(e)  contain information concerning the issues in dispute indi- cating that there is, between the parties, a legal dispute aris- ing directly out of an investment; and

(f)  state, if the requesting party is a juridical person, that it has taken all necessary internal actions to authorize the request.

(2)  The information required by subparagraphs (1)(c), (1)(d)(iii) and (1)(f) shall be supported by documentation.

(3)  “Date of consent” means the date on which the parties to the dispute consented in writing to submit it to the Centre; if both parties did not act on the same day, it means the date on which the second party acted.”

(c)  Parties’ Positions

602 . Respondent contends that Claimants’ repeated use of substitute annexes to unilaterally change the identity of Claimants is incompatible with the ICSID Convention and Rules. In particular:

  1. (i)  The addition of new Claimants after the filing of the Arbitration Request is not permissible without Argentina’s consent. It is in breach of Article 36 ICSID Convention and may not be justified by Rule 25 ICSID Arbitration Rules, which does not apply to corrections concerning the number and identity of the parties themselves.199

  2. (ii)  The withdrawal of Claimants is not admissible without the consent of Argentina or the permission by the Secretary-General according to Rule 44 ICSID Arbitration Rules. This derives from the irrevocable nature of a State and/or investor’s consent to ICSID arbitration.

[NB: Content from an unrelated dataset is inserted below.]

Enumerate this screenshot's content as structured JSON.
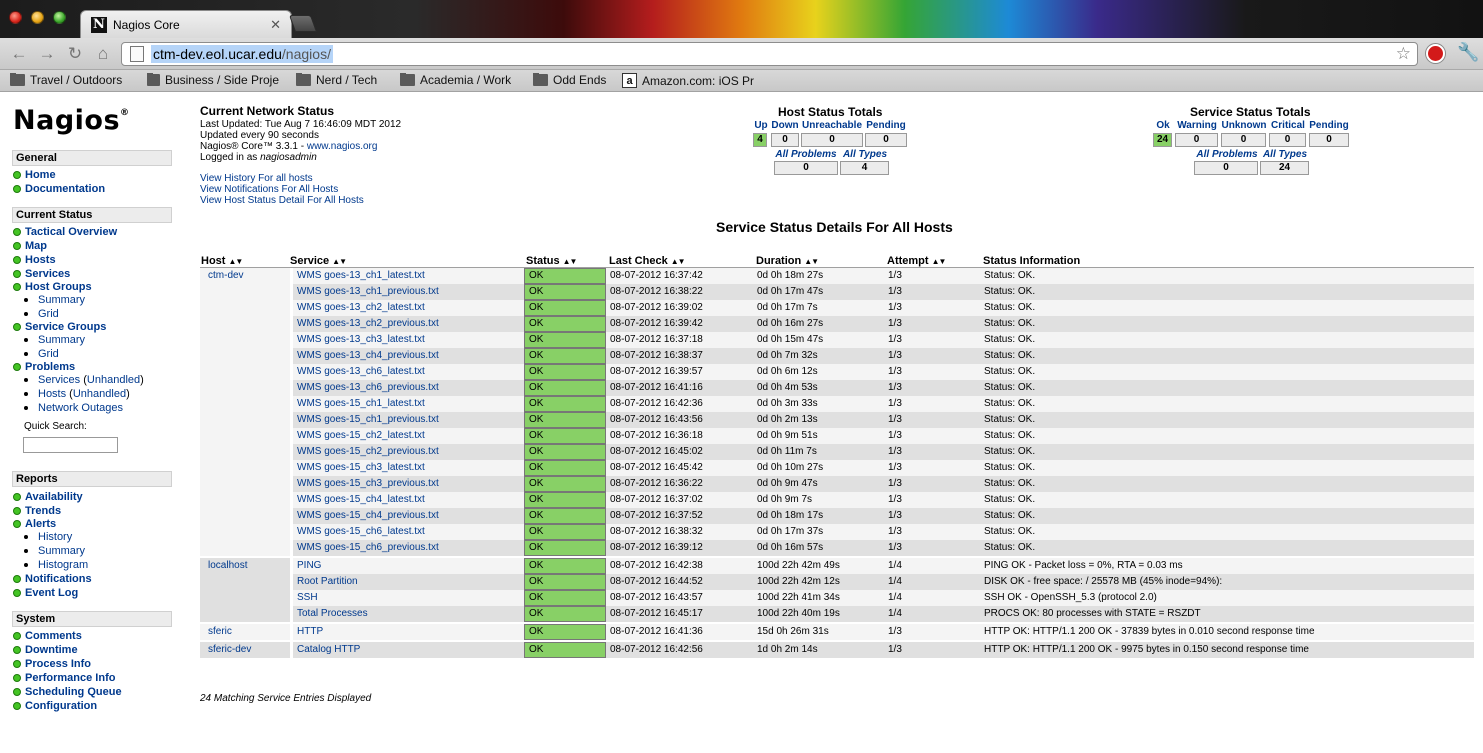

Claimants cannot rely on Article 44 ICSID Convention to override the irrevocable nature of the parties’ consent, which constitutes a prerequisite for ICSID’s jurisdiction. Conseque